30 September 2011

On Being Sincere

I've been thinking about language, lately. (English major, shocker!) One of the things that people really enjoy doing is correcting your use of language. When they ask how you're doing and you reply with "I'm doing good," they correct you with "Don't you mean you're 'doing well'?" A little grammar, that they feel like they are helping you with, right? (Just let me speak!) Or maybe you yell "I HATE STUPID DRIVERS!" while you are caught in traffic, and they ask "Do you really hate those people? Are you sure you aren't just frustrated with the situation?" (These people may also deserve an eye roll. Don't judge my driving habits!) They are questioning your sincerity, which may or may not be a valid question.

That's kind of the idea I've been stuck on recently. I say I love a lot of things. I'm talking a huge range, from "I love mint chocolate chip ice cream" to "I love your laugh." And I was thinking to myself, I need to be more aware of how I'm using that word, love. I can't just love everything, all the time! That's ridiculous.  But is it? Is it inaccurate for me to say that I love it when a friend uses my full name when they talk to me? Is it wrong to say I love the way the sun beams into my window right before it sets?

I don't think so. When I say I love something, I really, actually do. And a lot of times, when I tell someone I love something they do, or a conversation we're having, or a situation we're in, or something that is part of their personality, as cheesy at it might sound, I actually mean that I love them. I'm not talking romantically here, though. Love like the way you love your best friend, or your parents or siblings (when they aren't driving you crazy). Just truly, sincerely thinking that someone you know is a really awesome person who you want to be around as much as you can.

It seems to me that people are afraid of that in our generation. We don't want to say that we love anyone. Why? Are we afraid of rejection? That they might think we're weird, or awkward? I'm over that, people. I love my friends. They are weird, and nerdy, and hilarious, and honest, and caring, and crazy, and all around, the most phenomenal people I've ever known.

You know what I mean? :)

17 September 2011


In my vocabulary, sick is a word with several meanings.

Sick, as in "I am so sick," literally suffering from an illness.

Sick, as in "That food was so sick," meaning really gross.
(Add 'nasty' for emphasis if necessary)

Sick, as in "That Ke$ha concert was sick," meaning totally awesome.
(Add 'money' for emphasis)

Just wanted to share that little gem with the world.

05 September 2011

"The Ultimate Questions"

The first week of school in 5 words:

What a list, right? It's been a great week, and I can already see some hints of how the rest of the semester and year will pan out. But I can also see the difficulties that I will face in my own growth and in relationships with others.

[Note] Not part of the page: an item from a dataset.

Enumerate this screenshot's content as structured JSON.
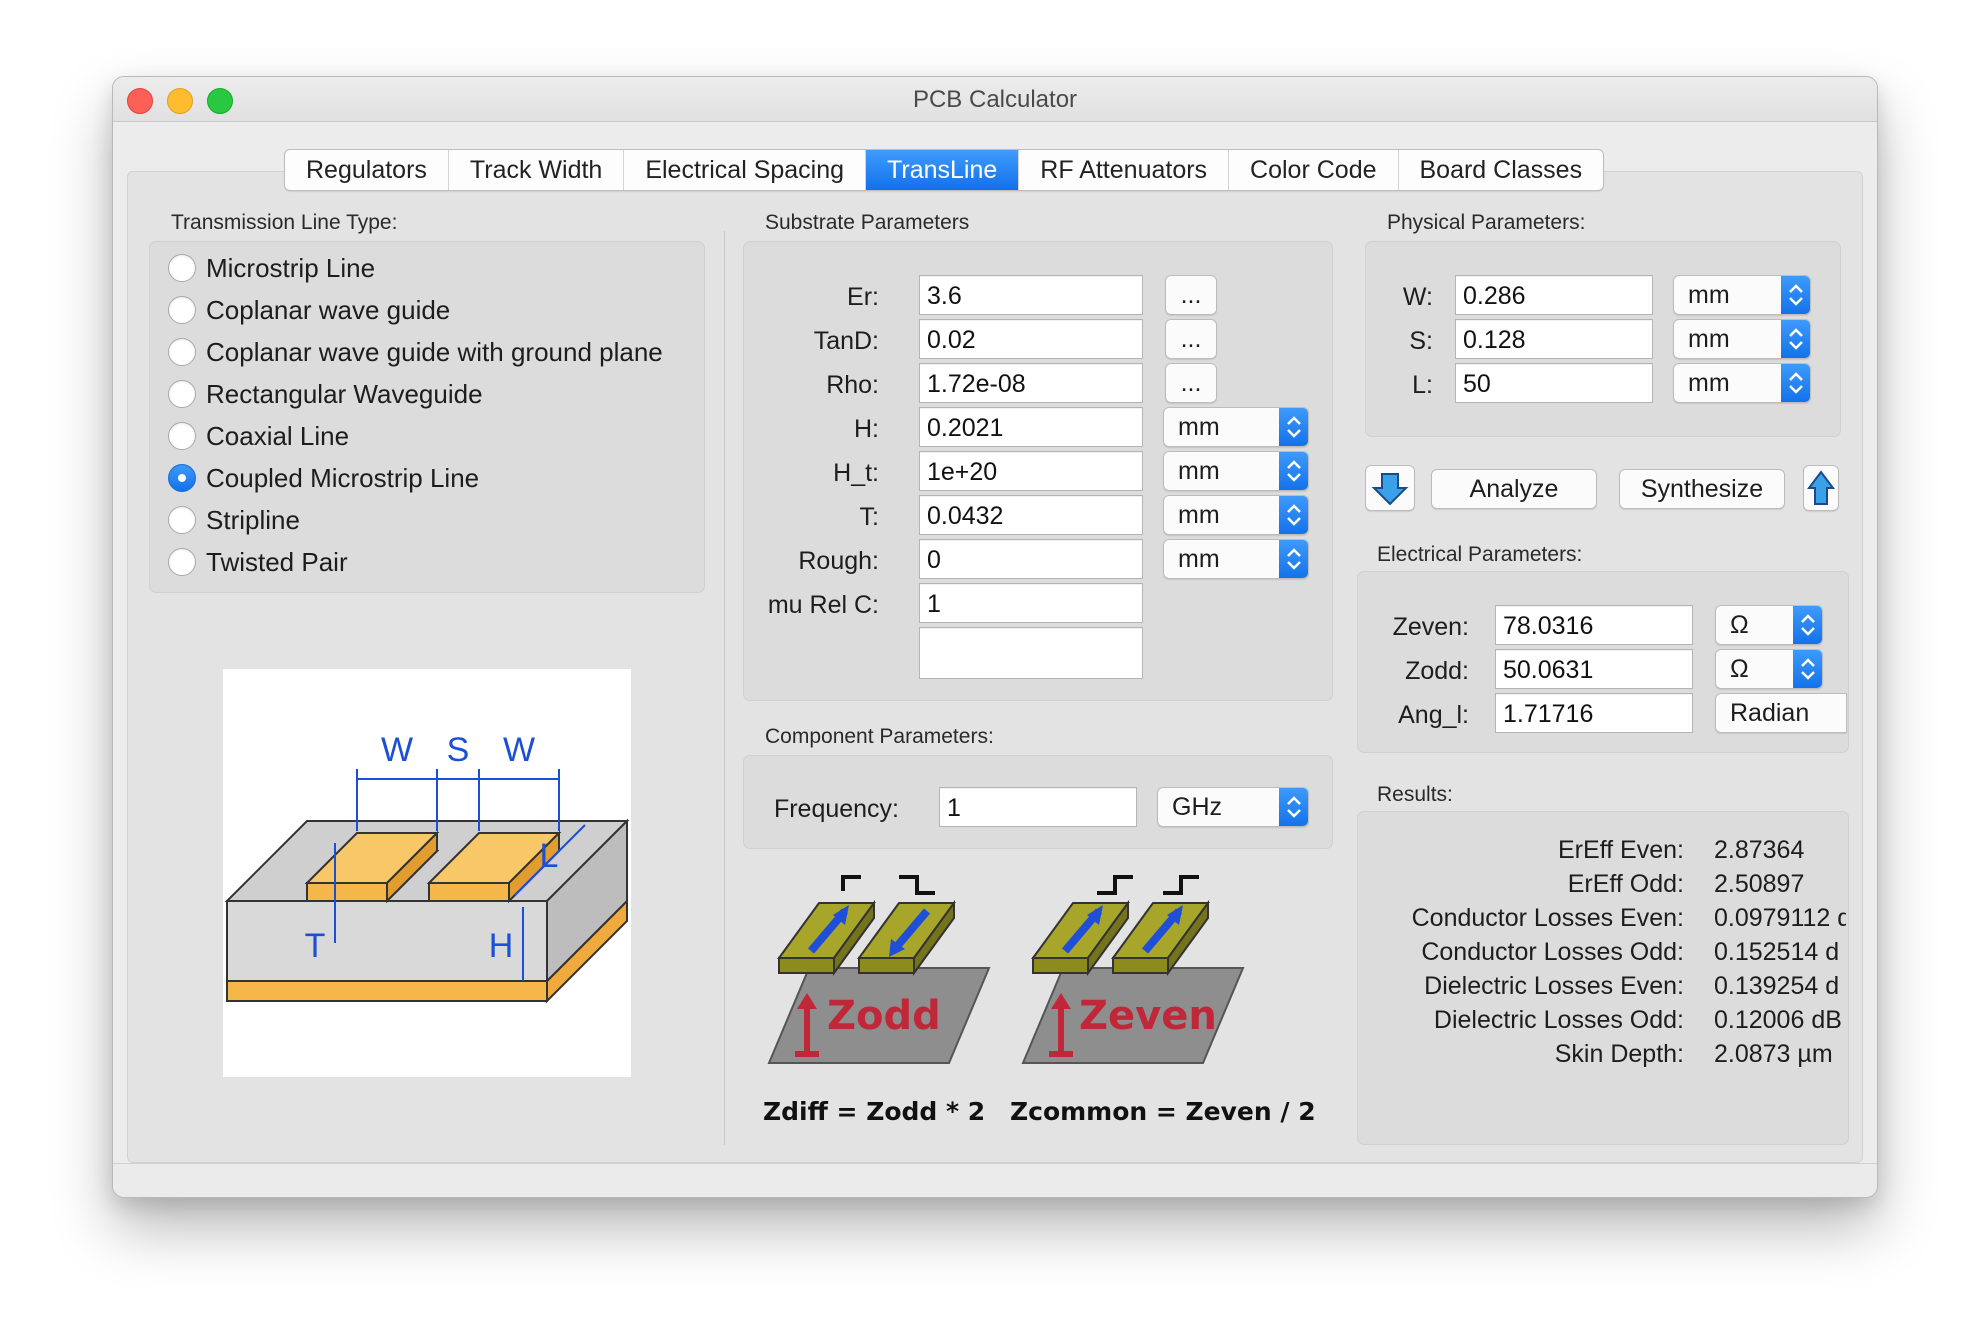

This is my last year here at school (!?!!) and I have been reminded all summer long of the urgency that being a senior represents. I only have so much time to do the things that God is calling me to, and even as that is encouraging, I can sense the fatal idea behind it. If I don't do what I need to do, what God needs me to do, in this year, what serious consequences will come of it?

Today, I was reminded of why I'm here, in both a physical and spiritual sense.

In the first chapter of my Psychology 101 book, which introduces what psychology is, and how and why it's studied, the author tells you not to be concerned with psychology answering 'the ultimate questions' of life, as asked by Tolstoy:
"Why should I live? Why should I do anything? Is there in life any purpose which the inevitable death that awaits me does not undo and destroy?"

And you know what? I'm alright with psychology not trying to answer that question because I already know.
God created me with a purpose. He loves me and I can see that everywhere in my life, and I know that it will never be undone or destroyed by death.

Sometimes, encouragement comes from the most unexpected places.